2. Take a picture of that concrete you are standing on. You will need this later on for texture.
3. Download the pictures on your PC or Mac. Open pictures in your Photo Editor (I still use the original version of Adobe Photoshop Elements because I refuse to upgrade – but that’s another story.)
4. Layer the two pictures together. Choose “Normal” for the image you wish to be the postcard. Choose “Overlay” for the image of the concrete. Play around with the slider until it starts to look like a texture. Make sure you’re happy with the result. Flatten the layers and save as either tiff or jpeg. This is now your postcard image composite.
5. Wait we’re not done. Scan an old photo with a border. It does not matter what it is as long as it has a border. Grandpa’s graduation photo that has been gathering dust and cobweb would make a good one. Download that old photo and open it in the same Photo Editor.
6. Resize this image so it’s a bit larger than the postcard image. All you need is the border.
7. Copy the composite postcard image that you just saved and paste it as a layer on the old photo. Re-align the image until it covers Grandpa’s face. Make sure you don’t cover the borders.
8. Flatten the image, save and you’re done. Print the image and send it to Grandpa. Tell him that his portrait is underneath the postcard :)
[Canon 5d, LBC, f4]
Saturday, August 01, 2009
Tuesday, July 28, 2009
The images are from my cubicle's wall at the office.
Lately, I discovered I could use my LensBaby Wide Angle extension Lens on Rose's Canon a590is Point and Shoot. The lens converts everything to 0.6x. It works effectively on this camera if I don't use the zoom. I beleieve the corresponding focal length drops down to about 18mm -- very close to fisheye. Hence, this collage will show semi-fisheye quality. Pretty cool, I think. I'll be posting some more uisng this set-up soon.
Wednesday, July 22, 2009
One commentator pointed out the ZP is definitely a tool for hiding the flaws, however, its effect gets applied across the entire image wiping off the desired details. For some images it does not work. For this particular image the details on her eyes are washed out. Hence there is a caveat. As in all cases, one would need a very good capture of the original image to begin with. Sometimes, that’s not the case with the older photos. Even with convention method, decent copying of photos that have degraded through time is very difficult as the result could be too much unwanted information. Oh, well :o
If you’ve read this far, you’re probably wondering okay this is wild but “what’s the point?” I realized as I’m typing away that not everybody who visits this site owns a ZP lens let alone knows how to take a photo.
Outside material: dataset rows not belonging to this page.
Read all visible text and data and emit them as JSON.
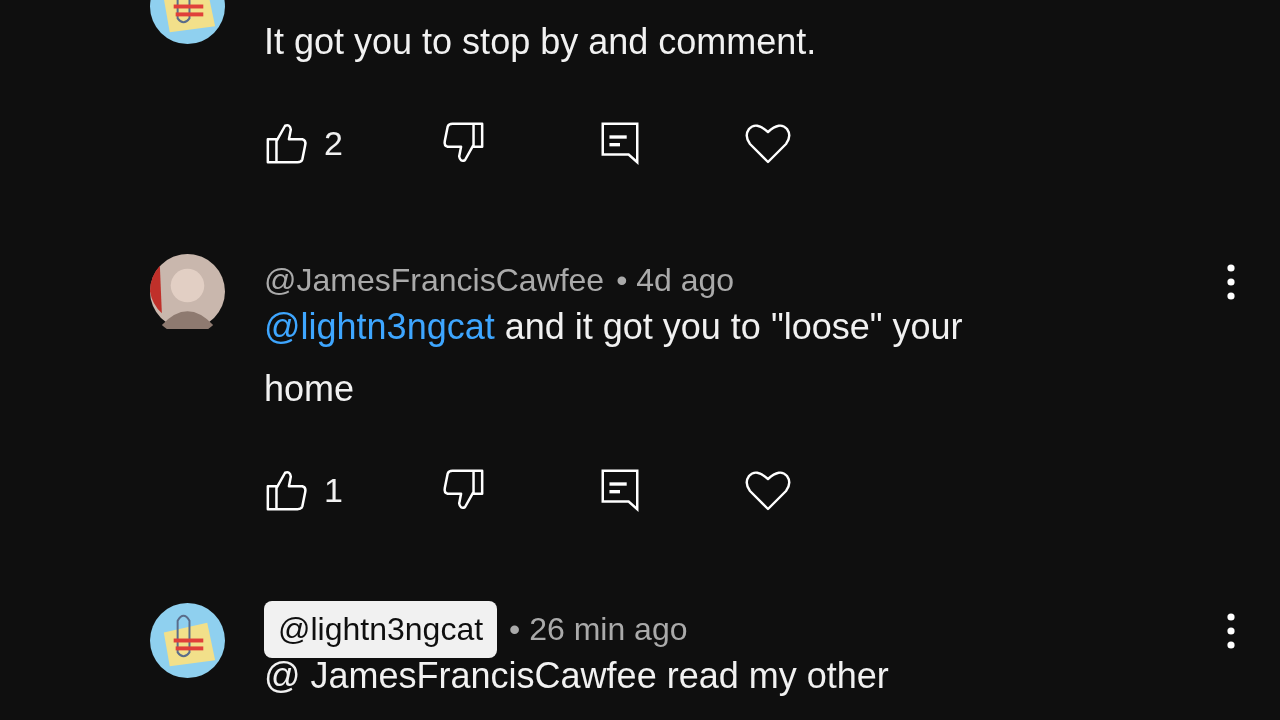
{
  "comments": [
    {
      "avatar": {
        "kind": "cartoon"
      },
      "text": [
        {
          "kind": "plain",
          "text": "It got you to stop by and comment."
        }
      ],
      "actions": {
        "likes": "2"
      }
    },
    {
      "avatar": {
        "kind": "person"
      },
      "author": "@JamesFrancisCawfee",
      "author_highlighted": false,
      "time": "• 4d ago",
      "text": [
        {
          "kind": "mention",
          "text": "@lightn3ngcat"
        },
        {
          "kind": "plain",
          "text": " and it got you to \"loose\" your home"
        }
      ],
      "actions": {
        "likes": "1"
      }
    },
    {
      "avatar": {
        "kind": "cartoon"
      },
      "author": "@lightn3ngcat",
      "author_highlighted": true,
      "time": "• 26 min ago",
      "text": [
        {
          "kind": "plain",
          "text": "@ JamesFrancisCawfee  read my other"
        }
      ]
    }
  ]
}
Well, you can send me your old photos, and I’ll copy them using the ZP. I promise I’ll send back the original but I can’t promise that you will like the copied version. My compensation is negotiable.